Electricity

205.703 205.703 206.343 7.2 0.3 0.3

Utility (piped) gas service

185.960 171.772 168.327 -19.5 -9.5 -2.0

Household furnishings and operations

123.234 - 118.406 -3.0 -3.9 -

Apparel

108.602 - 109.881 0.3 1.2 -

Transportation

209.623 - 215.174 -0.8 2.6 -

Private transportation

213.095 - 218.007 -1.0 2.3 -

New and used motor vehicles(3)

110.167 - 108.645 0.4 -1.4 -

New vehicles(1)

210.684 - 208.836 2.1 -0.9 -

Used cars and trucks(1)

330.419 - 326.043 -0.1 -1.3 -

Motor fuel

222.267 248.525 248.740 -4.0 11.9 0.1

Gasoline (all types)

220.797 247.297 247.453 -4.1 12.1 0.1

Gasoline, unleaded regular(4)

211.877 237.925 237.949 -4.2 12.3 0.0

Gasoline, unleaded midgrade(4)(5)

235.287 261.111 260.639 -4.2 10.8 -0.2

Gasoline, unleaded premium(4)

240.710 263.893 265.511 -3.1 10.3 0.6

Motor vehicle insurance(1)

790.391 - 783.304 -3.3 -0.9 -

Medical care

450.507 - 451.533 3.4 0.2 -

Recreation(3)

124.547 - 123.646 5.9 -0.7 -

Education and communication(3)

131.758 - 131.659 -2.4 -0.1 -

Tuition, other school fees, and childcare(1)

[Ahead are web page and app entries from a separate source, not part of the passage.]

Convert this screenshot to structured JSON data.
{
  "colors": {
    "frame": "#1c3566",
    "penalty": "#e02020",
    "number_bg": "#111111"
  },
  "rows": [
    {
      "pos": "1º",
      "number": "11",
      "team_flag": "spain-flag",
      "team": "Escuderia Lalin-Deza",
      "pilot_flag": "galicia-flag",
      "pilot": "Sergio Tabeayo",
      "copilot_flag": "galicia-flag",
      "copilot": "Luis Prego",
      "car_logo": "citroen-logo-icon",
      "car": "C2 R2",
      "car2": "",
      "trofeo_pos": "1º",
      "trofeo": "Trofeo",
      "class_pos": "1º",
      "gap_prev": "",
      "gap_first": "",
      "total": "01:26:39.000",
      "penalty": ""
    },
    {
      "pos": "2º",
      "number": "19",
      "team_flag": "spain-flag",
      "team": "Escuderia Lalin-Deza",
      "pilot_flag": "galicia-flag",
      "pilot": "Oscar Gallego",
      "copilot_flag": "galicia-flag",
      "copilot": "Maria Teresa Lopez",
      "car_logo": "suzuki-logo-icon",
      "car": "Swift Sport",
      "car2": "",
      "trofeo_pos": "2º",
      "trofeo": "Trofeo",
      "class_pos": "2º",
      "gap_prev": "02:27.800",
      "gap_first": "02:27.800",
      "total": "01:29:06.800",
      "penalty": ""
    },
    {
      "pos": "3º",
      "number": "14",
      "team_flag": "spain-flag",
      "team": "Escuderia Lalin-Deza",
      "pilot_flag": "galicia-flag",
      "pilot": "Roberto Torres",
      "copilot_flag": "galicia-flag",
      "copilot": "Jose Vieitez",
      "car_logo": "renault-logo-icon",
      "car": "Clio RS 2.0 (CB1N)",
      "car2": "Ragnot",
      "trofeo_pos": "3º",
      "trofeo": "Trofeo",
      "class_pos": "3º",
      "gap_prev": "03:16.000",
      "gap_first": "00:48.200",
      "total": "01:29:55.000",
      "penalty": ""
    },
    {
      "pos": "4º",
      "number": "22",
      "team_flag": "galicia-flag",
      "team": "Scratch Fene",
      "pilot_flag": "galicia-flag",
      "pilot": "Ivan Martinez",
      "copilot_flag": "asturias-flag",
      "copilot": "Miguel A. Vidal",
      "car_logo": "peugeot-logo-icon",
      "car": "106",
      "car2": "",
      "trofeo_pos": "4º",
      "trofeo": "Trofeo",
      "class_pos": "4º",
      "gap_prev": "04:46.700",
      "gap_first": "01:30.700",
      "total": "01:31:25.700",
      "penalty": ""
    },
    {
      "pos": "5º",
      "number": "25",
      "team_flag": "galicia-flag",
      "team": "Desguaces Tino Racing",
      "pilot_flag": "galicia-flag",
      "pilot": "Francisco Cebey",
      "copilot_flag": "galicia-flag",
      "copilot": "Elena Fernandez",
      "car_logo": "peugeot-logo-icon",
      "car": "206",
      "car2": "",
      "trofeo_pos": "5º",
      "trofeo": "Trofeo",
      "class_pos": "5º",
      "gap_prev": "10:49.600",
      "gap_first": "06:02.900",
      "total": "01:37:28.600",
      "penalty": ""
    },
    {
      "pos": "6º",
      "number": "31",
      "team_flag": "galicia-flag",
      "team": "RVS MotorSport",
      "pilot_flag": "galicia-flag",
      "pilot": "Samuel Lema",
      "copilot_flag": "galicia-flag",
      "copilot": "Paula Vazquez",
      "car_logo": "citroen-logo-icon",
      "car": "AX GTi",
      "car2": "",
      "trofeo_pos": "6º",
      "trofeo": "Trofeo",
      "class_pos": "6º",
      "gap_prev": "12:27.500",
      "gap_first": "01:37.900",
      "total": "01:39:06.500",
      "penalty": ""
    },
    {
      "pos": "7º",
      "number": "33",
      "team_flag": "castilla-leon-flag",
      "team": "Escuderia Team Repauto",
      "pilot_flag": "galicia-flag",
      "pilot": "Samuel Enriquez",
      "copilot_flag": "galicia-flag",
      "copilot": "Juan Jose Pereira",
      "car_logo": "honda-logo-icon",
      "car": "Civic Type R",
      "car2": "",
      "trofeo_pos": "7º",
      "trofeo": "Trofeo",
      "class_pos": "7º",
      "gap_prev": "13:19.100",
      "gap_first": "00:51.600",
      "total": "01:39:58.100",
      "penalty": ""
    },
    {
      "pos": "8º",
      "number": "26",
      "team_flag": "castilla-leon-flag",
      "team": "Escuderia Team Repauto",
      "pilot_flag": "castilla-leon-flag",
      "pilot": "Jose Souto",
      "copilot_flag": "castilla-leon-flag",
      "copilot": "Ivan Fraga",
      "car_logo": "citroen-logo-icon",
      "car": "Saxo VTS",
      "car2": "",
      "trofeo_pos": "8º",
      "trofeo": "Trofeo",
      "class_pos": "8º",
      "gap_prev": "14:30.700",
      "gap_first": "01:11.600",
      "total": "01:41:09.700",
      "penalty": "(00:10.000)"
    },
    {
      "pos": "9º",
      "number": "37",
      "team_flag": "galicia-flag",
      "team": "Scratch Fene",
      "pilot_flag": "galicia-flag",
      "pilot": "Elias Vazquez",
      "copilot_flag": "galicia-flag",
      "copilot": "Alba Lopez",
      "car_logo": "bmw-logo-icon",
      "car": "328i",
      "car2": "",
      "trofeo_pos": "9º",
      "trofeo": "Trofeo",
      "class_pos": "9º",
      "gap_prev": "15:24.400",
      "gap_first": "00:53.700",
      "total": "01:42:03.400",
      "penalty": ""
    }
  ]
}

1,264.443 - 1,264.443 2.1 0.0 -

Other goods and services

411.146 - 414.747 4.1 0.9 -

Commodity and service group

Commodities

175.825 - 178.699 0.7 1.6 -

Commodities less food and beverages

139.916 - 142.850 -0.2 2.1 -

Nondurables less food and beverages

173.492 - 180.944 -0.7 4.3 -

Durables

111.243 - 110.667 0.5 -0.5 -

Services

295.644 - 294.842 1.9 -0.3 -

Special aggregate indexes

All items less shelter

228.790 - 230.085 1.3 0.6 -

All items less medical care

226.110 - 227.097 1.3 0.4 -

Commodities less food

144.699 - 147.698 -0.2 2.1 -

Nondurables

211.118 - 216.483 0.8 2.5 -

Nondurables less food

180.566 - 188.079 -0.7 4.2 -

Services less rent of shelter(2)

352.029 - 349.421 1.9 -0.7 -

Services less medical care services

279.733 - 278.688 1.6 -0.4 -

Energy

220.599 234.016 234.155 -1.1 6.1 0.1

All items less energy

242.060 - 241.921 1.7 -0.1 -

All items less food and energy

240.444 - 240.006 1.6 -0.2 -

Footnotes
(1) Indexes on a February 1978=100 base.
(2) Indexes on a December 1982=100 base.
(3) Indexes on a December 1997=100 base.
(4) Special index based on a substantially smaller sample.
(5) Index on a December 1993=100.

- Data not available.

 

Last Modified Date: Wednesday, June 12, 2019